### [EXERCISE OBJECTIVE]
Can you print every record below exactly as written?

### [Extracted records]
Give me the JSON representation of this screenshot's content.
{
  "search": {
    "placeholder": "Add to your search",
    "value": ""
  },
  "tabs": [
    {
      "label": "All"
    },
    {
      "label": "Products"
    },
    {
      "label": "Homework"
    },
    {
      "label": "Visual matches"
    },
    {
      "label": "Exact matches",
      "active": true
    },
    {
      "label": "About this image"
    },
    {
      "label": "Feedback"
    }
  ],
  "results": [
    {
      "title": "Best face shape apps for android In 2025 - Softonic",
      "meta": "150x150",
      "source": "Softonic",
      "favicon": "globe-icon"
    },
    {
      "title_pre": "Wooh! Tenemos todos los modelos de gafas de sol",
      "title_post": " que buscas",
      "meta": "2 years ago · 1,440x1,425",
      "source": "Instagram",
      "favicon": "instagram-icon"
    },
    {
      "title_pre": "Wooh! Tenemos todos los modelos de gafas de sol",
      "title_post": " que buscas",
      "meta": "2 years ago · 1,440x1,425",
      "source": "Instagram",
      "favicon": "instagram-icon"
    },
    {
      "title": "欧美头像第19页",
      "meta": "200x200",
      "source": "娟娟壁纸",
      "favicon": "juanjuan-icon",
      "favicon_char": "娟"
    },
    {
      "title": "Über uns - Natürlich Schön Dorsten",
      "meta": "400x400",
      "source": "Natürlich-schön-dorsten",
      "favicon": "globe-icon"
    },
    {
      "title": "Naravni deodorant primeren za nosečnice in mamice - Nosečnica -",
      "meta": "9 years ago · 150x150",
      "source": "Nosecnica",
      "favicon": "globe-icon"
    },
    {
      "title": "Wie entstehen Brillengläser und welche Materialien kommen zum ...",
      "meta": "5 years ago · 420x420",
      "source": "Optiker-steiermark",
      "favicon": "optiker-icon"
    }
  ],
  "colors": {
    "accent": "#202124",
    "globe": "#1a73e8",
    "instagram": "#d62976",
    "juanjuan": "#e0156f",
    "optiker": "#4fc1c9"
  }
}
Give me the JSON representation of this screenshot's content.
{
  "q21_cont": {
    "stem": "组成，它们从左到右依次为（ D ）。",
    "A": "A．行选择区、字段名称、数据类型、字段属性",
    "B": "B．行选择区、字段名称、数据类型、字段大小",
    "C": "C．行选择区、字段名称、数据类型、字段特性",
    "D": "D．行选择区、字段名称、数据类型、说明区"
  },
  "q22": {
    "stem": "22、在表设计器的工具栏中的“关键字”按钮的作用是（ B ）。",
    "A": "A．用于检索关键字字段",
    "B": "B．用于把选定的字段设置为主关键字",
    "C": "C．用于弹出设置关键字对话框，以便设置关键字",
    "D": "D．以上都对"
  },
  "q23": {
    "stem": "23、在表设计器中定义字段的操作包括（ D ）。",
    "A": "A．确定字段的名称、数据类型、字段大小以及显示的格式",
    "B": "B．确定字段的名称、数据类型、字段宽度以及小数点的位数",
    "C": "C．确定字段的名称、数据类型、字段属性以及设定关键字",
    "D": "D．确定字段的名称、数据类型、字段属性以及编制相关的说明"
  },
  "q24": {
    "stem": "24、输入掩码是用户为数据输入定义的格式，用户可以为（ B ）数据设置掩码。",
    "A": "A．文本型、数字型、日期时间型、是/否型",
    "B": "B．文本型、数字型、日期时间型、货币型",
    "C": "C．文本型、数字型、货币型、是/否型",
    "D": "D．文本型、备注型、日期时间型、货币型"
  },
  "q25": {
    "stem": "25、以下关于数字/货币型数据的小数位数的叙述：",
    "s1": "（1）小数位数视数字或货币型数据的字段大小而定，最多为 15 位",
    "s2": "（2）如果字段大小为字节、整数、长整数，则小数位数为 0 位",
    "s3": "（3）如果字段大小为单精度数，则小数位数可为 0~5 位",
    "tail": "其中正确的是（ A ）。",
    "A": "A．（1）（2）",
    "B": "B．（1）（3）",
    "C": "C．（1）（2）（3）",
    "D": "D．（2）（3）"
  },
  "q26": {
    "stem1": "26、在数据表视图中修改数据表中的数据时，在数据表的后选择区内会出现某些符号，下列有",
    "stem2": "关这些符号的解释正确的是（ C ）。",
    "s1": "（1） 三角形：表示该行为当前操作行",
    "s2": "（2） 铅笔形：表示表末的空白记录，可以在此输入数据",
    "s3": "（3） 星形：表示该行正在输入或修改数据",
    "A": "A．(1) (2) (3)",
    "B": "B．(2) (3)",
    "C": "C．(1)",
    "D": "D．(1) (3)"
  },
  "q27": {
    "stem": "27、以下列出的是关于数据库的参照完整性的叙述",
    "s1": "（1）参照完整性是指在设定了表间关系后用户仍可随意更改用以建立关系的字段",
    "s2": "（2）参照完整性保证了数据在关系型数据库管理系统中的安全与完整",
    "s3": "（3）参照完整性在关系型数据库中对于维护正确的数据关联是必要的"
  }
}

### [EXERCISE SOLUTION]
Give me the JSON representation of this screenshot's content.
{
  "search": {
    "placeholder": "Add to your search",
    "value": ""
  },
  "tabs": [
    {
      "label": "All"
    },
    {
      "label": "Products"
    },
    {
      "label": "Homework"
    },
    {
      "label": "Visual matches"
    },
    {
      "label": "Exact matches",
      "active": true
    },
    {
      "label": "About this image"
    },
    {
      "label": "Feedback"
    }
  ],
  "results": [
    {
      "title": "Best face shape apps for android In 2025 - Softonic",
      "meta": "150x150",
      "source": "Softonic",
      "favicon": "globe-icon"
    },
    {
      "title_pre": "Wooh! Tenemos todos los modelos de gafas de sol",
      "title_post": " que buscas",
      "meta": "2 years ago · 1,440x1,425",
      "source": "Instagram",
      "favicon": "instagram-icon"
    },
    {
      "title_pre": "Wooh! Tenemos todos los modelos de gafas de sol",
      "title_post": " que buscas",
      "meta": "2 years ago · 1,440x1,425",
      "source": "Instagram",
      "favicon": "instagram-icon"
    },
    {
      "title": "欧美头像第19页",
      "meta": "200x200",
      "source": "娟娟壁纸",
      "favicon": "juanjuan-icon",
      "favicon_char": "娟"
    },
    {
      "title": "Über uns - Natürlich Schön Dorsten",
      "meta": "400x400",
      "source": "Natürlich-schön-dorsten",
      "favicon": "globe-icon"
    },
    {
      "title": "Naravni deodorant primeren za nosečnice in mamice - Nosečnica -",
      "meta": "9 years ago · 150x150",
      "source": "Nosecnica",
      "favicon": "globe-icon"
    },
    {
      "title": "Wie entstehen Brillengläser und welche Materialien kommen zum ...",
      "meta": "5 years ago · 420x420",
      "source": "Optiker-steiermark",
      "favicon": "optiker-icon"
    }
  ],
  "colors": {
    "accent": "#202124",
    "globe": "#1a73e8",
    "instagram": "#d62976",
    "juanjuan": "#e0156f",
    "optiker": "#4fc1c9"
  }
}
Give me the JSON representation of this screenshot's content.
{
  "q21_cont": {
    "stem": "组成，它们从左到右依次为（ D ）。",
    "A": "A．行选择区、字段名称、数据类型、字段属性",
    "B": "B．行选择区、字段名称、数据类型、字段大小",
    "C": "C．行选择区、字段名称、数据类型、字段特性",
    "D": "D．行选择区、字段名称、数据类型、说明区"
  },
  "q22": {
    "stem": "22、在表设计器的工具栏中的“关键字”按钮的作用是（ B ）。",
    "A": "A．用于检索关键字字段",
    "B": "B．用于把选定的字段设置为主关键字",
    "C": "C．用于弹出设置关键字对话框，以便设置关键字",
    "D": "D．以上都对"
  },
  "q23": {
    "stem": "23、在表设计器中定义字段的操作包括（ D ）。",
    "A": "A．确定字段的名称、数据类型、字段大小以及显示的格式",
    "B": "B．确定字段的名称、数据类型、字段宽度以及小数点的位数",
    "C": "C．确定字段的名称、数据类型、字段属性以及设定关键字",
    "D": "D．确定字段的名称、数据类型、字段属性以及编制相关的说明"
  },
  "q24": {
    "stem": "24、输入掩码是用户为数据输入定义的格式，用户可以为（ B ）数据设置掩码。",
    "A": "A．文本型、数字型、日期时间型、是/否型",
    "B": "B．文本型、数字型、日期时间型、货币型",
    "C": "C．文本型、数字型、货币型、是/否型",
    "D": "D．文本型、备注型、日期时间型、货币型"
  },
  "q25": {
    "stem": "25、以下关于数字/货币型数据的小数位数的叙述：",
    "s1": "（1）小数位数视数字或货币型数据的字段大小而定，最多为 15 位",
    "s2": "（2）如果字段大小为字节、整数、长整数，则小数位数为 0 位",
    "s3": "（3）如果字段大小为单精度数，则小数位数可为 0~5 位",
    "tail": "其中正确的是（ A ）。",
    "A": "A．（1）（2）",
    "B": "B．（1）（3）",
    "C": "C．（1）（2）（3）",
    "D": "D．（2）（3）"
  },
  "q26": {
    "stem1": "26、在数据表视图中修改数据表中的数据时，在数据表的后选择区内会出现某些符号，下列有",
    "stem2": "关这些符号的解释正确的是（ C ）。",
    "s1": "（1） 三角形：表示该行为当前操作行",
    "s2": "（2） 铅笔形：表示表末的空白记录，可以在此输入数据",
    "s3": "（3） 星形：表示该行正在输入或修改数据",
    "A": "A．(1) (2) (3)",
    "B": "B．(2) (3)",
    "C": "C．(1)",
    "D": "D．(1) (3)"
  },
  "q27": {
    "stem": "27、以下列出的是关于数据库的参照完整性的叙述",
    "s1": "（1）参照完整性是指在设定了表间关系后用户仍可随意更改用以建立关系的字段",
    "s2": "（2）参照完整性保证了数据在关系型数据库管理系统中的安全与完整",
    "s3": "（3）参照完整性在关系型数据库中对于维护正确的数据关联是必要的"
  }
}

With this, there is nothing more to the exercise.